▶ Work instructions: Each of the following records is to be output exactly.

--- Dataset records Enclosed Below ---

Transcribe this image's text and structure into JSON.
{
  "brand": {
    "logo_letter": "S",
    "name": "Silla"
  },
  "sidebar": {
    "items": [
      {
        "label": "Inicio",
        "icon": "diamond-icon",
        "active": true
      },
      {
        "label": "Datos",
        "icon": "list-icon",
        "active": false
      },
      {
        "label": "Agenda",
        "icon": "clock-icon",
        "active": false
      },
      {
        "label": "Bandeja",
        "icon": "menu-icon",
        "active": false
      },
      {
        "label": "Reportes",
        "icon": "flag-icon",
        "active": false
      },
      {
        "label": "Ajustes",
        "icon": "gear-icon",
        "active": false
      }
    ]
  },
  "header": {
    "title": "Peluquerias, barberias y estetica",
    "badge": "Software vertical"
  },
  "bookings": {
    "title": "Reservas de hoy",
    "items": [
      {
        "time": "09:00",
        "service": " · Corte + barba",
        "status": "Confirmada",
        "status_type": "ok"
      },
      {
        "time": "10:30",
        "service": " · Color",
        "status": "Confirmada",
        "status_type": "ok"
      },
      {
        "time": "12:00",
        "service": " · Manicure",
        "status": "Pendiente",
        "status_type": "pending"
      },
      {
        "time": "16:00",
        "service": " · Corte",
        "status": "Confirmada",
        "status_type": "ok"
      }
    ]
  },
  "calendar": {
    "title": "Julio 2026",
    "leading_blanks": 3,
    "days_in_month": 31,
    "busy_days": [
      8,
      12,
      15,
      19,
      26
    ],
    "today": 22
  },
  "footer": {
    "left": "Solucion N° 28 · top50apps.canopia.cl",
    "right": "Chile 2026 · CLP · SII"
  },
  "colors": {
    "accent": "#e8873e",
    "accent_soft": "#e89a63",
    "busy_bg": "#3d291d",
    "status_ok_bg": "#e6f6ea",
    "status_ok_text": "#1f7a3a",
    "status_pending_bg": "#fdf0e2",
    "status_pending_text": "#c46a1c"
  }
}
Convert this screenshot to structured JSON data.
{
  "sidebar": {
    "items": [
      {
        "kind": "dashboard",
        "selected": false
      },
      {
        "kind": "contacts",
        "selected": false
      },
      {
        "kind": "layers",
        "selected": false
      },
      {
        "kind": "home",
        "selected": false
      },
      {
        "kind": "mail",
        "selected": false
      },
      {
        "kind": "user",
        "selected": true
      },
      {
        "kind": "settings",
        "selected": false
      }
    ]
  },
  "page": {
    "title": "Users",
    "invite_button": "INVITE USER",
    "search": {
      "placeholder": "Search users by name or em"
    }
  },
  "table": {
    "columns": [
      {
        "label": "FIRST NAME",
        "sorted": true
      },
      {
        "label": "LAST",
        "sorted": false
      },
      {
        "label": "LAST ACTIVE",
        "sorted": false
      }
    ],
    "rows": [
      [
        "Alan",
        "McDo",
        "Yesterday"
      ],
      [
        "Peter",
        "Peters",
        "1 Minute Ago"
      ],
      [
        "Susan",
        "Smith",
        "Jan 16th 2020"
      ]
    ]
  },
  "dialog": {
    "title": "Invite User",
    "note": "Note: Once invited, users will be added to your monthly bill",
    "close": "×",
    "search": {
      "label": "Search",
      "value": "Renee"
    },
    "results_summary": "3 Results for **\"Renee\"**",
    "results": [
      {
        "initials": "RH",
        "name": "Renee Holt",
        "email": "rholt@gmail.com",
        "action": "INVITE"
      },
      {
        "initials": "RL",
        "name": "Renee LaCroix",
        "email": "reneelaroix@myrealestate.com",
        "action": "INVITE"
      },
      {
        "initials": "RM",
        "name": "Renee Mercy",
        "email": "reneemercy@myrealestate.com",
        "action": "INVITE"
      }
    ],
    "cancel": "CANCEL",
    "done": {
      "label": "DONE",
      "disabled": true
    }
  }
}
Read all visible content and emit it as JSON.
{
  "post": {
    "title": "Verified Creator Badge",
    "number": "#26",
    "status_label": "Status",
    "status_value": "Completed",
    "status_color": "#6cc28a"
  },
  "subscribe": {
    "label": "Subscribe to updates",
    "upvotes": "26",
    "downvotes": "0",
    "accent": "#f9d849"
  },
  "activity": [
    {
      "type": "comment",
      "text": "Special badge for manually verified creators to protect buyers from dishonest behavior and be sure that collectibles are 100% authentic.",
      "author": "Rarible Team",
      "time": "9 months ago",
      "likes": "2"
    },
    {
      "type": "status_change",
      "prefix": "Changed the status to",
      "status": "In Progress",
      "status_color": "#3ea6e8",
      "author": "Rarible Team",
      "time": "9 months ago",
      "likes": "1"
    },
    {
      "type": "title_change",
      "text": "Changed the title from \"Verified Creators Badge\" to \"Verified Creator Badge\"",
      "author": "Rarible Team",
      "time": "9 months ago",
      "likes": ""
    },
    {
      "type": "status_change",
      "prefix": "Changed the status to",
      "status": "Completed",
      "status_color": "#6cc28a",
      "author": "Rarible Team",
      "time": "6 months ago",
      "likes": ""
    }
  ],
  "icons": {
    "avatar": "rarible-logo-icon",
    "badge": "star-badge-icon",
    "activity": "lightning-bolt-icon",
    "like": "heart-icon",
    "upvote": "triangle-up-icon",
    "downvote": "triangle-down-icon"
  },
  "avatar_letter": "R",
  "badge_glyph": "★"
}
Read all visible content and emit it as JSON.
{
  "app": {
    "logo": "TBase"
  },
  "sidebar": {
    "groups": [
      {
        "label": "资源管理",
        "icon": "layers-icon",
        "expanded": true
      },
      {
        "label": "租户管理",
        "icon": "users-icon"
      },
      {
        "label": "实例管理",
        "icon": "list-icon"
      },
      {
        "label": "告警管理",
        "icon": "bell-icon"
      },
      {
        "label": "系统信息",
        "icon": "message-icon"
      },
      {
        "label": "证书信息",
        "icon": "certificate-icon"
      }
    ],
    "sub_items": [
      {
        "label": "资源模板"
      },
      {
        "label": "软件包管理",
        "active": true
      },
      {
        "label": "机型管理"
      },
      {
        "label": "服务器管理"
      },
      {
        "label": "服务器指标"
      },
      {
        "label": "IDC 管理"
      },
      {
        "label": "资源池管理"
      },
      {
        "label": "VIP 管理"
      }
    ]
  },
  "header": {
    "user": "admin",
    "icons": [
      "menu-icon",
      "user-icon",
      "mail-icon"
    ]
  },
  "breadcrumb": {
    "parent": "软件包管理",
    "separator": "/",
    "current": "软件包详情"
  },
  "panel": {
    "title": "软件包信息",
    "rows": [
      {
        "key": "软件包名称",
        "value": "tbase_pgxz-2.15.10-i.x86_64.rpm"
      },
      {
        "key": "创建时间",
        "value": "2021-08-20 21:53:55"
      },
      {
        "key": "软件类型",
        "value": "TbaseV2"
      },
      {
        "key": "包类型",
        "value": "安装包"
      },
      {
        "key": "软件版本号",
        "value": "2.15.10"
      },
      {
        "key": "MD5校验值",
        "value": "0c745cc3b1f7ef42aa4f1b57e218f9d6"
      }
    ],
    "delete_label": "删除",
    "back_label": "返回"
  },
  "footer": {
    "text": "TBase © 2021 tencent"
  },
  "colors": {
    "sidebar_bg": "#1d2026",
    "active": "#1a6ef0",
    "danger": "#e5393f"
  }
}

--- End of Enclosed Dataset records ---

▶ Output for this task:
Transcribe this image's text and structure into JSON.
{
  "brand": {
    "logo_letter": "S",
    "name": "Silla"
  },
  "sidebar": {
    "items": [
      {
        "label": "Inicio",
        "icon": "diamond-icon",
        "active": true
      },
      {
        "label": "Datos",
        "icon": "list-icon",
        "active": false
      },
      {
        "label": "Agenda",
        "icon": "clock-icon",
        "active": false
      },
      {
        "label": "Bandeja",
        "icon": "menu-icon",
        "active": false
      },
      {
        "label": "Reportes",
        "icon": "flag-icon",
        "active": false
      },
      {
        "label": "Ajustes",
        "icon": "gear-icon",
        "active": false
      }
    ]
  },
  "header": {
    "title": "Peluquerias, barberias y estetica",
    "badge": "Software vertical"
  },
  "bookings": {
    "title": "Reservas de hoy",
    "items": [
      {
        "time": "09:00",
        "service": " · Corte + barba",
        "status": "Confirmada",
        "status_type": "ok"
      },
      {
        "time": "10:30",
        "service": " · Color",
        "status": "Confirmada",
        "status_type": "ok"
      },
      {
        "time": "12:00",
        "service": " · Manicure",
        "status": "Pendiente",
        "status_type": "pending"
      },
      {
        "time": "16:00",
        "service": " · Corte",
        "status": "Confirmada",
        "status_type": "ok"
      }
    ]
  },
  "calendar": {
    "title": "Julio 2026",
    "leading_blanks": 3,
    "days_in_month": 31,
    "busy_days": [
      8,
      12,
      15,
      19,
      26
    ],
    "today": 22
  },
  "footer": {
    "left": "Solucion N° 28 · top50apps.canopia.cl",
    "right": "Chile 2026 · CLP · SII"
  },
  "colors": {
    "accent": "#e8873e",
    "accent_soft": "#e89a63",
    "busy_bg": "#3d291d",
    "status_ok_bg": "#e6f6ea",
    "status_ok_text": "#1f7a3a",
    "status_pending_bg": "#fdf0e2",
    "status_pending_text": "#c46a1c"
  }
}
Convert this screenshot to structured JSON data.
{
  "sidebar": {
    "items": [
      {
        "kind": "dashboard",
        "selected": false
      },
      {
        "kind": "contacts",
        "selected": false
      },
      {
        "kind": "layers",
        "selected": false
      },
      {
        "kind": "home",
        "selected": false
      },
      {
        "kind": "mail",
        "selected": false
      },
      {
        "kind": "user",
        "selected": true
      },
      {
        "kind": "settings",
        "selected": false
      }
    ]
  },
  "page": {
    "title": "Users",
    "invite_button": "INVITE USER",
    "search": {
      "placeholder": "Search users by name or em"
    }
  },
  "table": {
    "columns": [
      {
        "label": "FIRST NAME",
        "sorted": true
      },
      {
        "label": "LAST",
        "sorted": false
      },
      {
        "label": "LAST ACTIVE",
        "sorted": false
      }
    ],
    "rows": [
      [
        "Alan",
        "McDo",
        "Yesterday"
      ],
      [
        "Peter",
        "Peters",
        "1 Minute Ago"
      ],
      [
        "Susan",
        "Smith",
        "Jan 16th 2020"
      ]
    ]
  },
  "dialog": {
    "title": "Invite User",
    "note": "Note: Once invited, users will be added to your monthly bill",
    "close": "×",
    "search": {
      "label": "Search",
      "value": "Renee"
    },
    "results_summary": "3 Results for **\"Renee\"**",
    "results": [
      {
        "initials": "RH",
        "name": "Renee Holt",
        "email": "rholt@gmail.com",
        "action": "INVITE"
      },
      {
        "initials": "RL",
        "name": "Renee LaCroix",
        "email": "reneelaroix@myrealestate.com",
        "action": "INVITE"
      },
      {
        "initials": "RM",
        "name": "Renee Mercy",
        "email": "reneemercy@myrealestate.com",
        "action": "INVITE"
      }
    ],
    "cancel": "CANCEL",
    "done": {
      "label": "DONE",
      "disabled": true
    }
  }
}
Read all visible content and emit it as JSON.
{
  "post": {
    "title": "Verified Creator Badge",
    "number": "#26",
    "status_label": "Status",
    "status_value": "Completed",
    "status_color": "#6cc28a"
  },
  "subscribe": {
    "label": "Subscribe to updates",
    "upvotes": "26",
    "downvotes": "0",
    "accent": "#f9d849"
  },
  "activity": [
    {
      "type": "comment",
      "text": "Special badge for manually verified creators to protect buyers from dishonest behavior and be sure that collectibles are 100% authentic.",
      "author": "Rarible Team",
      "time": "9 months ago",
      "likes": "2"
    },
    {
      "type": "status_change",
      "prefix": "Changed the status to",
      "status": "In Progress",
      "status_color": "#3ea6e8",
      "author": "Rarible Team",
      "time": "9 months ago",
      "likes": "1"
    },
    {
      "type": "title_change",
      "text": "Changed the title from \"Verified Creators Badge\" to \"Verified Creator Badge\"",
      "author": "Rarible Team",
      "time": "9 months ago",
      "likes": ""
    },
    {
      "type": "status_change",
      "prefix": "Changed the status to",
      "status": "Completed",
      "status_color": "#6cc28a",
      "author": "Rarible Team",
      "time": "6 months ago",
      "likes": ""
    }
  ],
  "icons": {
    "avatar": "rarible-logo-icon",
    "badge": "star-badge-icon",
    "activity": "lightning-bolt-icon",
    "like": "heart-icon",
    "upvote": "triangle-up-icon",
    "downvote": "triangle-down-icon"
  },
  "avatar_letter": "R",
  "badge_glyph": "★"
}
Read all visible content and emit it as JSON.
{
  "app": {
    "logo": "TBase"
  },
  "sidebar": {
    "groups": [
      {
        "label": "资源管理",
        "icon": "layers-icon",
        "expanded": true
      },
      {
        "label": "租户管理",
        "icon": "users-icon"
      },
      {
        "label": "实例管理",
        "icon": "list-icon"
      },
      {
        "label": "告警管理",
        "icon": "bell-icon"
      },
      {
        "label": "系统信息",
        "icon": "message-icon"
      },
      {
        "label": "证书信息",
        "icon": "certificate-icon"
      }
    ],
    "sub_items": [
      {
        "label": "资源模板"
      },
      {
        "label": "软件包管理",
        "active": true
      },
      {
        "label": "机型管理"
      },
      {
        "label": "服务器管理"
      },
      {
        "label": "服务器指标"
      },
      {
        "label": "IDC 管理"
      },
      {
        "label": "资源池管理"
      },
      {
        "label": "VIP 管理"
      }
    ]
  },
  "header": {
    "user": "admin",
    "icons": [
      "menu-icon",
      "user-icon",
      "mail-icon"
    ]
  },
  "breadcrumb": {
    "parent": "软件包管理",
    "separator": "/",
    "current": "软件包详情"
  },
  "panel": {
    "title": "软件包信息",
    "rows": [
      {
        "key": "软件包名称",
        "value": "tbase_pgxz-2.15.10-i.x86_64.rpm"
      },
      {
        "key": "创建时间",
        "value": "2021-08-20 21:53:55"
      },
      {
        "key": "软件类型",
        "value": "TbaseV2"
      },
      {
        "key": "包类型",
        "value": "安装包"
      },
      {
        "key": "软件版本号",
        "value": "2.15.10"
      },
      {
        "key": "MD5校验值",
        "value": "0c745cc3b1f7ef42aa4f1b57e218f9d6"
      }
    ],
    "delete_label": "删除",
    "back_label": "返回"
  },
  "footer": {
    "text": "TBase © 2021 tencent"
  },
  "colors": {
    "sidebar_bg": "#1d2026",
    "active": "#1a6ef0",
    "danger": "#e5393f"
  }
}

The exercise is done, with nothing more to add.